Farm Ireland

Thursday 22 February 2018

Guaranteed contracts for miscanthus

Caitriona Murphy

Caitriona Murphy

Severe restrictions on credit availability for farmers growing miscanthus have prompted the introduction of a new annual payment contract for growers.

Quinns of Baltinglass are offering farmers a guaranteed payment of €100/ac per year, without any financial investment by the farmer.

The company is targeting an additional 1,000ac of miscanthus from new growers in 2010, in addition to its existing supply base of 3,000ac.


Paddy O'Toole from Quinns said the contracts were a response to the lack of bank funding for farmers who were interested in growing the energy crop.

"Potential growers were finding that banks would not approve funding," he explained.

"We were looking at the acreage of new growers as being little or nothing this year, which would have been a disaster.

"This contract means there is no financial investment by the grower and he has a guaranteed return from the crop."

Also Read

Under the new contract, new growers would sign up for a period of between seven and 10 years for an acreage of 10-75ac.

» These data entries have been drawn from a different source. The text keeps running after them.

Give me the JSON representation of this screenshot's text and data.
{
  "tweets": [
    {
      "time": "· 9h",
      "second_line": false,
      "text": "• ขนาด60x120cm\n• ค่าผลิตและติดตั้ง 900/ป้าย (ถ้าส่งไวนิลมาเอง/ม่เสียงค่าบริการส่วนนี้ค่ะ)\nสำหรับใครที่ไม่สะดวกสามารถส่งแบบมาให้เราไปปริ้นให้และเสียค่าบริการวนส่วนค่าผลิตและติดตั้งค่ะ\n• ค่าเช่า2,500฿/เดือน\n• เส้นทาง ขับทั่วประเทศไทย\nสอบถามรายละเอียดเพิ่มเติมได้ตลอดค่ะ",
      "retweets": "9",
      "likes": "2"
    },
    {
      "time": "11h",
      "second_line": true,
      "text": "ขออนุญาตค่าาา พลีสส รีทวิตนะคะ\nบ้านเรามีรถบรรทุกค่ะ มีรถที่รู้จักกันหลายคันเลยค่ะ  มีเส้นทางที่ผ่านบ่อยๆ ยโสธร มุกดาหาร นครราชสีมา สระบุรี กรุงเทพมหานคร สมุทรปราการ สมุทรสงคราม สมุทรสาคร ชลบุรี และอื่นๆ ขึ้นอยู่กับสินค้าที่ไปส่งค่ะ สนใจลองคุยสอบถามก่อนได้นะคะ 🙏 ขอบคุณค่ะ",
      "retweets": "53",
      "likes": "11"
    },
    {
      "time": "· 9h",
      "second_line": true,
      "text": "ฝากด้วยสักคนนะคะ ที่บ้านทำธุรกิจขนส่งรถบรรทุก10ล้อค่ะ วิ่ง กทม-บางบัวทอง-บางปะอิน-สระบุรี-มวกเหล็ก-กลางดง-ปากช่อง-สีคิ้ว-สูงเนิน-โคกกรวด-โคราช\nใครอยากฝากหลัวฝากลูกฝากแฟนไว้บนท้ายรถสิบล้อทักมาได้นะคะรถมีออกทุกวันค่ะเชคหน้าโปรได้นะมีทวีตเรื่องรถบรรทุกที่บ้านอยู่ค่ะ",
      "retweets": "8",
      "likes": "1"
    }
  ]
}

The farmer would mandate his Department of Agriculture establishment grant, worth around €500/ac to Quinns of Baltinglass.

In return, Quinns will supply and plant the crop and provide the expertise for maintaining it.

The company will pay farmers an annual payment of €100/ac from year one to the last year of the contract, even though there would be no crop harvested for the first two years.

The €100/ac annual payment is expected to be linked to the consumer price index for the period of the contract.

The new contracts are open to farmers in the Leinster area and are only available for arable land.


Teagasc bioenergy expert Barry Caslin said the contracts offered growers minimum risk, with no upfront costs and payment in the early years when the crop was not harvested.

He added that the contract compared favourably with renting out land or planting it under cereals.

"Cereal margins have been negative for the last two years, compared to the €100/ac being offered on contract," he said.

"Also, the farmer is still in control of his land, he's not leasing it out."

Irish Independent